### INSTRUCTIONS FOR THE TASK
Please return all of the records verbatim, with the pictures omitted.

· · · · · · ·

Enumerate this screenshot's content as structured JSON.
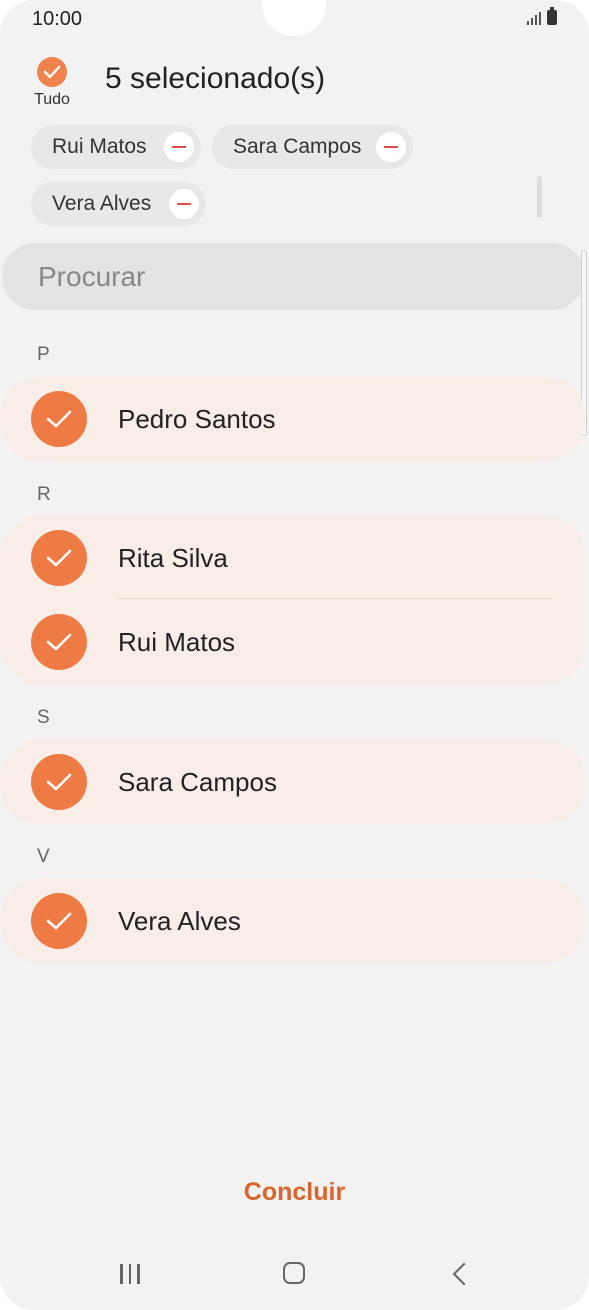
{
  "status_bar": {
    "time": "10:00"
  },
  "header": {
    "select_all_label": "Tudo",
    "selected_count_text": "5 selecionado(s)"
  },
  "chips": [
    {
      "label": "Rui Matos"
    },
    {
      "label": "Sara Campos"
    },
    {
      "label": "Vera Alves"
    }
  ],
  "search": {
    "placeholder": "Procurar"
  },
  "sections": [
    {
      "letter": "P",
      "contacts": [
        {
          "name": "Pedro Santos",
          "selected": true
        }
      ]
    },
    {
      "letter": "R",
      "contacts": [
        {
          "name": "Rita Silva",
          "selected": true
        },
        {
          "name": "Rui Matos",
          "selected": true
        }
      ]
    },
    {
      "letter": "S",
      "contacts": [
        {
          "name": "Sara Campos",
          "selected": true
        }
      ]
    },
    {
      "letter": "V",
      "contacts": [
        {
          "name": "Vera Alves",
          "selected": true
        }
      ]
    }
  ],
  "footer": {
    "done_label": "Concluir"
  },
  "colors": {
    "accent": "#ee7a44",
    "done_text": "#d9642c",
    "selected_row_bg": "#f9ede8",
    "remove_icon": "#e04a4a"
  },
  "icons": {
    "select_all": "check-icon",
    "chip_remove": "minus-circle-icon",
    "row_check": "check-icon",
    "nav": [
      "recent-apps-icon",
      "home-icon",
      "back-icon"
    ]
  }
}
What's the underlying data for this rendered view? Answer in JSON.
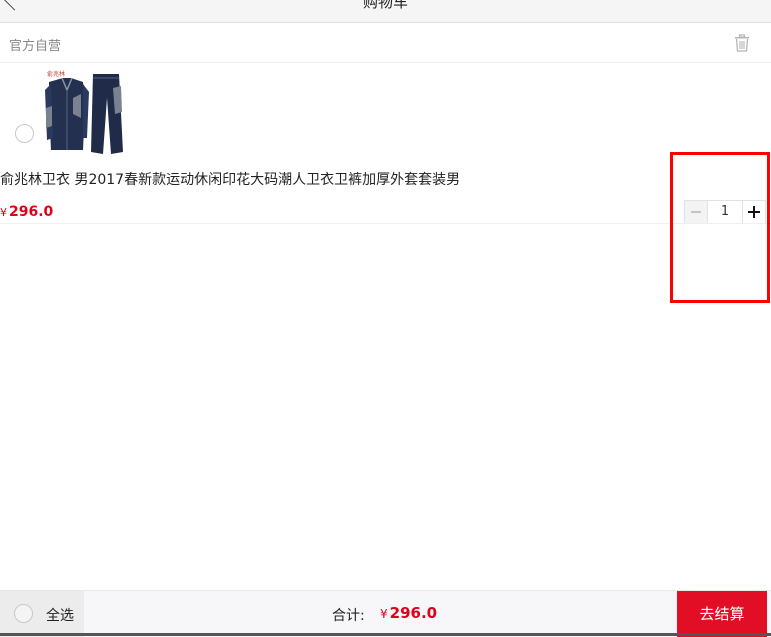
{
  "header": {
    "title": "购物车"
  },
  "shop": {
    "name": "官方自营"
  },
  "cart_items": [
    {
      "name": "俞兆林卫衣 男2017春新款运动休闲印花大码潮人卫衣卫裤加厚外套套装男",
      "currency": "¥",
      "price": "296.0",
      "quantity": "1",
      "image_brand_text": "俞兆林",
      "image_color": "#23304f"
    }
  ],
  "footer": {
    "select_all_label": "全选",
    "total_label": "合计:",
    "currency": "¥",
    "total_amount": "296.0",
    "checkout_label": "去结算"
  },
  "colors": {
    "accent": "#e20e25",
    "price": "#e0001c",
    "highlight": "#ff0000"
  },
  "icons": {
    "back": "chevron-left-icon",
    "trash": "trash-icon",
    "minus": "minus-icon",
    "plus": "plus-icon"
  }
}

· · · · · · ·

### RESPONSE TO THE EXERCISE
Enumerate this screenshot's content as structured JSON.
{
  "status_bar": {
    "time": "10:00"
  },
  "header": {
    "select_all_label": "Tudo",
    "selected_count_text": "5 selecionado(s)"
  },
  "chips": [
    {
      "label": "Rui Matos"
    },
    {
      "label": "Sara Campos"
    },
    {
      "label": "Vera Alves"
    }
  ],
  "search": {
    "placeholder": "Procurar"
  },
  "sections": [
    {
      "letter": "P",
      "contacts": [
        {
          "name": "Pedro Santos",
          "selected": true
        }
      ]
    },
    {
      "letter": "R",
      "contacts": [
        {
          "name": "Rita Silva",
          "selected": true
        },
        {
          "name": "Rui Matos",
          "selected": true
        }
      ]
    },
    {
      "letter": "S",
      "contacts": [
        {
          "name": "Sara Campos",
          "selected": true
        }
      ]
    },
    {
      "letter": "V",
      "contacts": [
        {
          "name": "Vera Alves",
          "selected": true
        }
      ]
    }
  ],
  "footer": {
    "done_label": "Concluir"
  },
  "colors": {
    "accent": "#ee7a44",
    "done_text": "#d9642c",
    "selected_row_bg": "#f9ede8",
    "remove_icon": "#e04a4a"
  },
  "icons": {
    "select_all": "check-icon",
    "chip_remove": "minus-circle-icon",
    "row_check": "check-icon",
    "nav": [
      "recent-apps-icon",
      "home-icon",
      "back-icon"
    ]
  }
}
What's the underlying data for this rendered view? Answer in JSON.
{
  "header": {
    "title": "购物车"
  },
  "shop": {
    "name": "官方自营"
  },
  "cart_items": [
    {
      "name": "俞兆林卫衣 男2017春新款运动休闲印花大码潮人卫衣卫裤加厚外套套装男",
      "currency": "¥",
      "price": "296.0",
      "quantity": "1",
      "image_brand_text": "俞兆林",
      "image_color": "#23304f"
    }
  ],
  "footer": {
    "select_all_label": "全选",
    "total_label": "合计:",
    "currency": "¥",
    "total_amount": "296.0",
    "checkout_label": "去结算"
  },
  "colors": {
    "accent": "#e20e25",
    "price": "#e0001c",
    "highlight": "#ff0000"
  },
  "icons": {
    "back": "chevron-left-icon",
    "trash": "trash-icon",
    "minus": "minus-icon",
    "plus": "plus-icon"
  }
}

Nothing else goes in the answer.